I wrapped up the day with a meeting of Jewish genealogical society newsletter and journal editors.  I always try to schedule one for the conferences I attend.  This year we had six people representing five societies (and two people were unable to attend but spoke to me about the meeting).  As usual, it was a combination of networking, brainstorming, and kvetching.  There's still one society that does print only, with no electronic version of their publication.

Monday began with the first of my three presentations.  I was so happy that the first session of the day began at 9:15, instead of 7:30, as it was at one conference!  The topic was "Jewish Genealogy:  How Is This Research Different from All Other Research?"  Rather than being an introduction to genealogy, it focuses on the aspects of Jewish research that are unique and different from researching other groups.  About 50 people were in attendance, which was nice to see.  One of the attendees was a lovely woman who has been researching her family for 40 years but only recently discovered she has a Jewish line.  She and several others told me at the end that the talk was very helpful and informative, which I am always gratified to hear.

I went to the Belarus Special Interest Group meeting because the well known Miriam Weiner was scheduled to be the presenter.  I've never heard her speak before, so I don't know if today was surprising or not, but all she did was show how to use the Routes to Roots site.  On the positive side, I did get a copy of a 1937 map of Grodno, which will be helpful for research.

IAJGS offered its mentoring program again this year, where they ask speakers to volunteer some time to help attendees with research questions.  The mentoring area is really cramped this year, with a small number of tables and lots of volunteers, but I found a table with two attendees who came up with lots of questions for me.  They have several new avenues of research to work on now.

I was able to fit one DNA talk into my schedule.  It's the first time I've heard Bennett Greenspan of Family Tree DNA talk.  He is an entertaining speaker, even on the (somewhat boring) technical aspects of Y-DNA that were his topic.  I'm not sure if what I learned is going to necessarily help me in my research, but I do understand how the matches work much better.

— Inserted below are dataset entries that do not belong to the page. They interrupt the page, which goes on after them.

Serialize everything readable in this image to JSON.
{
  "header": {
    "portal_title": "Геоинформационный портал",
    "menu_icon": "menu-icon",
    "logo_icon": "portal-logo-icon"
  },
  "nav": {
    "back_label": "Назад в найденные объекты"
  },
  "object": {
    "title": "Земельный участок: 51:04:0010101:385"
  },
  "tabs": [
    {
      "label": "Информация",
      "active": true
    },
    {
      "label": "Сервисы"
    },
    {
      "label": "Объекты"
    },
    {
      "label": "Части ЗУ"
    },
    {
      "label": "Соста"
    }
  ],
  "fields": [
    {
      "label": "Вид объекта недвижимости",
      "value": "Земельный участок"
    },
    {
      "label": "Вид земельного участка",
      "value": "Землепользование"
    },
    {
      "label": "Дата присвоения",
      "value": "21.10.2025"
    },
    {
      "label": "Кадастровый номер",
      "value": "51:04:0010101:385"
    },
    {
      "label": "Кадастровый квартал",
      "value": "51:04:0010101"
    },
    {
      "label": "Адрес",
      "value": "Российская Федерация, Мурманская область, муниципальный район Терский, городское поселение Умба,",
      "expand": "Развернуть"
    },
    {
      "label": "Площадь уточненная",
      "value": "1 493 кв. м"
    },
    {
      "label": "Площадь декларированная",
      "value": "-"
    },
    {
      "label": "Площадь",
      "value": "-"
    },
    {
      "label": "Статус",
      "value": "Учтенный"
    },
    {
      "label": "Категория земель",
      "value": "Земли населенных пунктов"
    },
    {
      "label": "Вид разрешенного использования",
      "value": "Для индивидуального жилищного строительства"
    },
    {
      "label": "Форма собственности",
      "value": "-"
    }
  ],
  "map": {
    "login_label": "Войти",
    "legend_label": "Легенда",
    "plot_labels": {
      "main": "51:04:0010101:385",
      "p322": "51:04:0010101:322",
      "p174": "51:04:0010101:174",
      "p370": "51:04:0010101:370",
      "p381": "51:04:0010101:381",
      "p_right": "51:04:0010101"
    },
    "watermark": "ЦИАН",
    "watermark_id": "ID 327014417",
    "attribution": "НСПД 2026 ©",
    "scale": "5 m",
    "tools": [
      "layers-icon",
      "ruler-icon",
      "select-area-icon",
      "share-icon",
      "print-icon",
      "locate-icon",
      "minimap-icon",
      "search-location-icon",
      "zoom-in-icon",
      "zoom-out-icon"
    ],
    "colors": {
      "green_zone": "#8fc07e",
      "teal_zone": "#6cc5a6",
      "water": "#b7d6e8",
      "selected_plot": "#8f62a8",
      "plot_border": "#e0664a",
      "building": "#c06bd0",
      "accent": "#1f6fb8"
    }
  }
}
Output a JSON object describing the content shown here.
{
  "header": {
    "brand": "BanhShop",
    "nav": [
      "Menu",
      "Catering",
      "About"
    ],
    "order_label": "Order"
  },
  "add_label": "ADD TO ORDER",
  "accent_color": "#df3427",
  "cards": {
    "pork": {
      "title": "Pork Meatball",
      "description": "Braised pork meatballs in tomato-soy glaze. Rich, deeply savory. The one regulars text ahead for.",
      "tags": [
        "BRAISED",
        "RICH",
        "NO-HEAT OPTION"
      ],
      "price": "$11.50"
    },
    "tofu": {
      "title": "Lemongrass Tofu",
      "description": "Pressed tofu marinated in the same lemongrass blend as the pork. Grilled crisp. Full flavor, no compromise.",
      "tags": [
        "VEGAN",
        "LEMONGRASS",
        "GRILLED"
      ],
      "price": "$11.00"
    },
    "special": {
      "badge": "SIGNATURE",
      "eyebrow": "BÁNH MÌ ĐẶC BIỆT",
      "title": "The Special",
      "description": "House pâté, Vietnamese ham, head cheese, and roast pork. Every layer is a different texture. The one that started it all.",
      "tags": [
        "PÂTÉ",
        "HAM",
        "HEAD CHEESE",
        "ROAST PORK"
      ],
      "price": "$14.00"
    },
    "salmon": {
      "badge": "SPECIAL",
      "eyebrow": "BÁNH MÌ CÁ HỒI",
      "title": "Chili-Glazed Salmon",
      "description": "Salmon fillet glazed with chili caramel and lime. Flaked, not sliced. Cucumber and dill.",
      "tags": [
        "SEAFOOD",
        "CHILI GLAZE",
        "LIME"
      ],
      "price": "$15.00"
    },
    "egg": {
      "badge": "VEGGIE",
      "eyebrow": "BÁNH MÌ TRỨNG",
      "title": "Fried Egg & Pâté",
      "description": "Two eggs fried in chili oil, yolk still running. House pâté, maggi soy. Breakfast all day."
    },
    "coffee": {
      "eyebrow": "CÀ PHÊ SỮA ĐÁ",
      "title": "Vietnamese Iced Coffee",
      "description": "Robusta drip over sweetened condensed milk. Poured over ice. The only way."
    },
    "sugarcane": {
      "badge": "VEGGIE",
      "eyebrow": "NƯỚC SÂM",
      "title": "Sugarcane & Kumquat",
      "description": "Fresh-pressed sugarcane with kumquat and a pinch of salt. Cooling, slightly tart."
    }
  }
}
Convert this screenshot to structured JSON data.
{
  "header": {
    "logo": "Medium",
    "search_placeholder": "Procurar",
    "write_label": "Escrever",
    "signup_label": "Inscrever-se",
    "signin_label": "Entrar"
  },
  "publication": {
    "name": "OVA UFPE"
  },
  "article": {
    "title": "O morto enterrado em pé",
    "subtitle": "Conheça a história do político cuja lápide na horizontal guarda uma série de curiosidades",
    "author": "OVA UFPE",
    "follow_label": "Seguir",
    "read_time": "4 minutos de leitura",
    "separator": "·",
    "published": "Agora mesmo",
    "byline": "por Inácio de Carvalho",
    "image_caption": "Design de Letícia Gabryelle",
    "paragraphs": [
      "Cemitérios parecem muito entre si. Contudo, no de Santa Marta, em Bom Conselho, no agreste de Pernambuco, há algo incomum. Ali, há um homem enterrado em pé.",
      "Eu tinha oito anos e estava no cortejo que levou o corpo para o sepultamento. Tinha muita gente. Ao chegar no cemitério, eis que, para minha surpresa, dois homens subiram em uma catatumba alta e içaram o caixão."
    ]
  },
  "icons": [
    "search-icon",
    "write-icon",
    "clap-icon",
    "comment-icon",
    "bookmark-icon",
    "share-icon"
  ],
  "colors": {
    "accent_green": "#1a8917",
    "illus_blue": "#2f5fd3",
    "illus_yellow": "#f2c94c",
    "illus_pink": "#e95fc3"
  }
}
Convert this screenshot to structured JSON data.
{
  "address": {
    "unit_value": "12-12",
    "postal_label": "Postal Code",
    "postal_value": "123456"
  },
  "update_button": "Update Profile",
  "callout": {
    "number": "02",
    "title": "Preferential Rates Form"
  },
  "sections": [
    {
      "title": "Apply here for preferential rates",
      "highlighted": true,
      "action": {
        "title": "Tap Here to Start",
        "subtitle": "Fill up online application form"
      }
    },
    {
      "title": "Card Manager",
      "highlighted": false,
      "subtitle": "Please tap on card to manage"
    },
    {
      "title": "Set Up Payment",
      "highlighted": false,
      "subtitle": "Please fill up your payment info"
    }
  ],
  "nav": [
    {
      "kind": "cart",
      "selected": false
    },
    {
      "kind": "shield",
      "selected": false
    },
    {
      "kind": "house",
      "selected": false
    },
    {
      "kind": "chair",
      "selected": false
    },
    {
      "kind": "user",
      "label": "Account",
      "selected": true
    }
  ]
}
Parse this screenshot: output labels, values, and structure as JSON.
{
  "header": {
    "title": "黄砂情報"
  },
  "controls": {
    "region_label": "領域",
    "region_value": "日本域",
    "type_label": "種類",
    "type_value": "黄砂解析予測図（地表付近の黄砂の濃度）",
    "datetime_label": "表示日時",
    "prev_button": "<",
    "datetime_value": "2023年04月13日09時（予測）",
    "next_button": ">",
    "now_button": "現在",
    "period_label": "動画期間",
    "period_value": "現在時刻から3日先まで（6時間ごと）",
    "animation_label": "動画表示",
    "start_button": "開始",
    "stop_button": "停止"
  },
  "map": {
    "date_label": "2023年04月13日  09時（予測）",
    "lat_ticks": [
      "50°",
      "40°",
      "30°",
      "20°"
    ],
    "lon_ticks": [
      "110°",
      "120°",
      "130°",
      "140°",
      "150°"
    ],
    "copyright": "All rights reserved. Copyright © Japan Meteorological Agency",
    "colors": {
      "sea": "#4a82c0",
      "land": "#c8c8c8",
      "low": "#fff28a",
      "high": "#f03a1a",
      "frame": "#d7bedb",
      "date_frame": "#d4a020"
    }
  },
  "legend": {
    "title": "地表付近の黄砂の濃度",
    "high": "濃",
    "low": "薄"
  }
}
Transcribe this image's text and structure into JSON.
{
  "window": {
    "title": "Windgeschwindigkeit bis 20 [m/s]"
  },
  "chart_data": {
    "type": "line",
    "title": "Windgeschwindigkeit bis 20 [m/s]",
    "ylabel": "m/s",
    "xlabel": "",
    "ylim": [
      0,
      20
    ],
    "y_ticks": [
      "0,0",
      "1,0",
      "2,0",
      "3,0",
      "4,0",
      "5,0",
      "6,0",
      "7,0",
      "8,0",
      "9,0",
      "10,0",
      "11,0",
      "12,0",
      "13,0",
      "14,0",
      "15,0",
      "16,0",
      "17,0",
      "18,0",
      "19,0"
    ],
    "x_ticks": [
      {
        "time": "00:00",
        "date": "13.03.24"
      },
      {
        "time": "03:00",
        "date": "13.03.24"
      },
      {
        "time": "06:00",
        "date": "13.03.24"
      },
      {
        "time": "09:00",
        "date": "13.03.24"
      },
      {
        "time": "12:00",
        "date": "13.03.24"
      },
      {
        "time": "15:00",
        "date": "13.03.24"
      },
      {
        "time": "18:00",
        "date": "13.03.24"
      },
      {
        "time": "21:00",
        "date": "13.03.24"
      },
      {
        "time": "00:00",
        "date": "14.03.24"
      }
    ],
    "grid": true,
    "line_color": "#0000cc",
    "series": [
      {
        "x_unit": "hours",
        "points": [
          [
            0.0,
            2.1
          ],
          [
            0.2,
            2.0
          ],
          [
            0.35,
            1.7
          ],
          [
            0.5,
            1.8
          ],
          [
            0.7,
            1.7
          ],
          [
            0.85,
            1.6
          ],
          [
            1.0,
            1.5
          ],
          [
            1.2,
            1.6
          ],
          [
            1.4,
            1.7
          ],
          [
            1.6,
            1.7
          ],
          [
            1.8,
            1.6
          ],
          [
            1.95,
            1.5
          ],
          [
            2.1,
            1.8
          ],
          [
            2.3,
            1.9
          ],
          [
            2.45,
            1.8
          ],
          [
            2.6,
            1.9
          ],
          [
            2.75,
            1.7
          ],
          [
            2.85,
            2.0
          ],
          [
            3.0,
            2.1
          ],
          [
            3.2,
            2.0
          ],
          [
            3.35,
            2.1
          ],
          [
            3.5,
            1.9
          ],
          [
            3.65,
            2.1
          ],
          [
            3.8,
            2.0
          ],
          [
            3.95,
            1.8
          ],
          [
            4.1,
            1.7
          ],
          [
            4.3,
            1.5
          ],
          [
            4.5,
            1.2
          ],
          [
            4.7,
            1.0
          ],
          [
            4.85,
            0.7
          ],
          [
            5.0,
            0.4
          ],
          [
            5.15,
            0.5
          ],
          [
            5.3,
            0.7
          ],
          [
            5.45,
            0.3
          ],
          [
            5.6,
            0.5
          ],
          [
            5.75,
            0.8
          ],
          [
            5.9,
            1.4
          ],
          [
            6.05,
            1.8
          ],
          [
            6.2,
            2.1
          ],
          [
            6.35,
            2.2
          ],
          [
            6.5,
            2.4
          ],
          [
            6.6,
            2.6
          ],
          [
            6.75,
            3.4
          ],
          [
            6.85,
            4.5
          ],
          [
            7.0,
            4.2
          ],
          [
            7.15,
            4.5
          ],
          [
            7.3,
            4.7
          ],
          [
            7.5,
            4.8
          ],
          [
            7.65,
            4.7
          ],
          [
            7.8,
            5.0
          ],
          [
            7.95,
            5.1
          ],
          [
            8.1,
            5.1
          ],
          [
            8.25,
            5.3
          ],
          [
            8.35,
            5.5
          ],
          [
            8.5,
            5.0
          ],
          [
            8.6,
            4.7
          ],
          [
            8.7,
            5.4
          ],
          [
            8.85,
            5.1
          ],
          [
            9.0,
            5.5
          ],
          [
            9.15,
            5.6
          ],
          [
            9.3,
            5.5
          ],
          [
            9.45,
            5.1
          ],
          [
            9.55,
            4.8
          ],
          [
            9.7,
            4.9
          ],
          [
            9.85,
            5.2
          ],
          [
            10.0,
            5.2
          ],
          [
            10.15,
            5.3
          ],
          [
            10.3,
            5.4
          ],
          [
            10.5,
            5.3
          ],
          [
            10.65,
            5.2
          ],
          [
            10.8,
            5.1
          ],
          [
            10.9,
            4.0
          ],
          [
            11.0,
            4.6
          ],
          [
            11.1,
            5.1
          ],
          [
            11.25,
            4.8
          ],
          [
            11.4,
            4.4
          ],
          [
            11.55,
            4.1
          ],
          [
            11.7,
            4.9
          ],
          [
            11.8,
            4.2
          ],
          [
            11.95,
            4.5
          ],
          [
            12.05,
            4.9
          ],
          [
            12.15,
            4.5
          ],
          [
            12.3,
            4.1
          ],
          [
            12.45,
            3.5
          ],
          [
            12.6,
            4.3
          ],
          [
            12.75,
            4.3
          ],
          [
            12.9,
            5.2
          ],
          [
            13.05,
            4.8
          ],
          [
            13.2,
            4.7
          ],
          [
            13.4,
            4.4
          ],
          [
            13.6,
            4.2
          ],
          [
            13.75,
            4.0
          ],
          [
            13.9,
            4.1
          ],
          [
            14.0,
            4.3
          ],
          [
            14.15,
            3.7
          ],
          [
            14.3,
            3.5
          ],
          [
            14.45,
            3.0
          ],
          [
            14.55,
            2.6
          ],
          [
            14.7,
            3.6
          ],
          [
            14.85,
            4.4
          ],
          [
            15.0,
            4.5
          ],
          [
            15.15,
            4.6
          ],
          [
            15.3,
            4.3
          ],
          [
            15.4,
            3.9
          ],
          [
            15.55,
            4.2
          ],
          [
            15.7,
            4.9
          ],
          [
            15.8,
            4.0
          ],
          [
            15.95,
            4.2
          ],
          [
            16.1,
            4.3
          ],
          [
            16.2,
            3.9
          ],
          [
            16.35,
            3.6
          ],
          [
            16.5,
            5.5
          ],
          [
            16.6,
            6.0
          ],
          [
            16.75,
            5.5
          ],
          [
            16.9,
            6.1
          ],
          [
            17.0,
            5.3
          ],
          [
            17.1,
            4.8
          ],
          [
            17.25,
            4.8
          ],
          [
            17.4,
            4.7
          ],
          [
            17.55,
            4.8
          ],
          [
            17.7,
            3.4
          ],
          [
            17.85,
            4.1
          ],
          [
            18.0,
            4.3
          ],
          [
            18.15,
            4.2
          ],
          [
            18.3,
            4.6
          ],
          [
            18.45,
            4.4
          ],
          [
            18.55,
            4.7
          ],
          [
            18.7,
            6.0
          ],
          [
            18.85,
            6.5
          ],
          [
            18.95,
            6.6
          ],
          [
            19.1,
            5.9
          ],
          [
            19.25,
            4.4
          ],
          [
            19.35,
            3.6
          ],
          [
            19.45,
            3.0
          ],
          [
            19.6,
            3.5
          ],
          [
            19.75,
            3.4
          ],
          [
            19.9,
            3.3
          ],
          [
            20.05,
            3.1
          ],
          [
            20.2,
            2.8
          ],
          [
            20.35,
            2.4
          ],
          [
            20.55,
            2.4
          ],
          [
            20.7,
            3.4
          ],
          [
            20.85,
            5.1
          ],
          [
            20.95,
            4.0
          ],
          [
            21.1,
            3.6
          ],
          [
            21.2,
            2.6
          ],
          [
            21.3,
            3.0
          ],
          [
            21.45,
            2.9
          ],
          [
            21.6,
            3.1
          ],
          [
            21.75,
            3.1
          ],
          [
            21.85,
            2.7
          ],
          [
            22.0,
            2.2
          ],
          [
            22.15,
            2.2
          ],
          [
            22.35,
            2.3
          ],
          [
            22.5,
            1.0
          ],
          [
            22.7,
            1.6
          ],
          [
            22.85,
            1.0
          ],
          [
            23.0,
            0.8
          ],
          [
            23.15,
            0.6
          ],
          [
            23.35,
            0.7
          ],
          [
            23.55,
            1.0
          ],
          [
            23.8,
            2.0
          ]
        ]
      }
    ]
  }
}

For some local flavor (since I missed Vivian's talk), I next went to a session on the Jewish presence in central Ohio.  The presenters discussed Jewish immigration into the area beginning in the 1830's and going through Soviet Jewish immigration late in the 20th century, and showed images of many documents and artifacts held at Ohio History Connection and the Columbus Jewish Historical Society, including a mohel's record book covering 1873 to 1904.  Both repositories hold a wide range of items that would be helpful and beneficial to many genealogists researching their families.

Today ended with a get-together of professional genealogists who are at the conference.  We introduced ourselves, talked about our research specialties, and did a lot of networking.  One of the few (I think there are two?) Jewish Certified Genealogists was actually in attendance.  One topic that came up was how it would be beneficial for attendees at the IAJGS conference if there were more sessions on methods and foundational topics, rather than everthing being focused on Jewish genealogical topics.  It has been learned over the years that few people who attend IAJGS go to general conferences where they would learn more about those other topics.